• [INSTRUCTIONS FOR THE TASK]:
What's wanted is a faithful retyping of every entry, pictures excluded.

(Stored dataset items)
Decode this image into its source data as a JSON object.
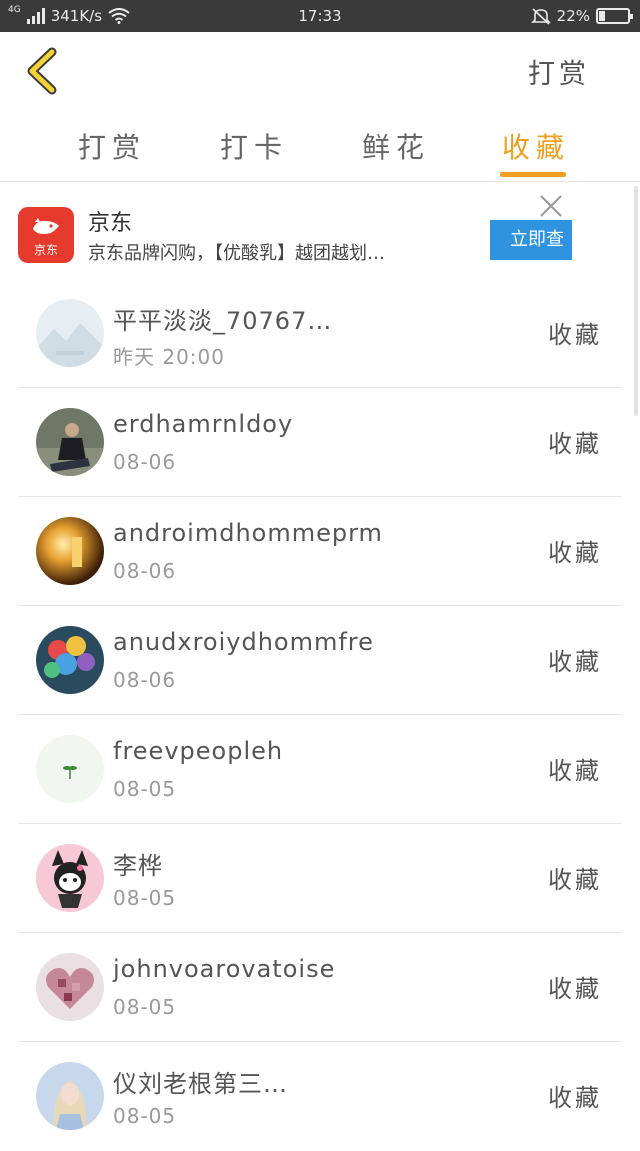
{
  "status_bar": {
    "network": "4G",
    "speed": "341K/s",
    "time": "17:33",
    "battery_percent": "22%",
    "battery_level": 0.22
  },
  "nav": {
    "action_label": "打赏"
  },
  "tabs": [
    {
      "label": "打赏",
      "active": false
    },
    {
      "label": "打卡",
      "active": false
    },
    {
      "label": "鲜花",
      "active": false
    },
    {
      "label": "收藏",
      "active": true
    }
  ],
  "colors": {
    "accent": "#f0a020",
    "cta_blue": "#2f93e0",
    "brand_red": "#e53a2d"
  },
  "ad": {
    "logo_text": "京东",
    "title": "京东",
    "description": "京东品牌闪购，【优酸乳】越团越划…",
    "cta_label": "立即查"
  },
  "list": [
    {
      "name": "平平淡淡_70767…",
      "time": "昨天 20:00",
      "action": "收藏"
    },
    {
      "name": "erdhamrnldoy",
      "time": "08-06",
      "action": "收藏"
    },
    {
      "name": "androimdhommeprm",
      "time": "08-06",
      "action": "收藏"
    },
    {
      "name": "anudxroiydhommfre",
      "time": "08-06",
      "action": "收藏"
    },
    {
      "name": "freevpeopleh",
      "time": "08-05",
      "action": "收藏"
    },
    {
      "name": "李桦",
      "time": "08-05",
      "action": "收藏"
    },
    {
      "name": "johnvoarovatoise",
      "time": "08-05",
      "action": "收藏"
    },
    {
      "name": "仪刘老根第三…",
      "time": "08-05",
      "action": "收藏"
    }
  ]
}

• [RESPONSE TO THE EXERCISE]:
Decode this image into its source data as a JSON object.
{
  "status_bar": {
    "network": "4G",
    "speed": "341K/s",
    "time": "17:33",
    "battery_percent": "22%",
    "battery_level": 0.22
  },
  "nav": {
    "action_label": "打赏"
  },
  "tabs": [
    {
      "label": "打赏",
      "active": false
    },
    {
      "label": "打卡",
      "active": false
    },
    {
      "label": "鲜花",
      "active": false
    },
    {
      "label": "收藏",
      "active": true
    }
  ],
  "colors": {
    "accent": "#f0a020",
    "cta_blue": "#2f93e0",
    "brand_red": "#e53a2d"
  },
  "ad": {
    "logo_text": "京东",
    "title": "京东",
    "description": "京东品牌闪购，【优酸乳】越团越划…",
    "cta_label": "立即查"
  },
  "list": [
    {
      "name": "平平淡淡_70767…",
      "time": "昨天 20:00",
      "action": "收藏"
    },
    {
      "name": "erdhamrnldoy",
      "time": "08-06",
      "action": "收藏"
    },
    {
      "name": "androimdhommeprm",
      "time": "08-06",
      "action": "收藏"
    },
    {
      "name": "anudxroiydhommfre",
      "time": "08-06",
      "action": "收藏"
    },
    {
      "name": "freevpeopleh",
      "time": "08-05",
      "action": "收藏"
    },
    {
      "name": "李桦",
      "time": "08-05",
      "action": "收藏"
    },
    {
      "name": "johnvoarovatoise",
      "time": "08-05",
      "action": "收藏"
    },
    {
      "name": "仪刘老根第三…",
      "time": "08-05",
      "action": "收藏"
    }
  ]
}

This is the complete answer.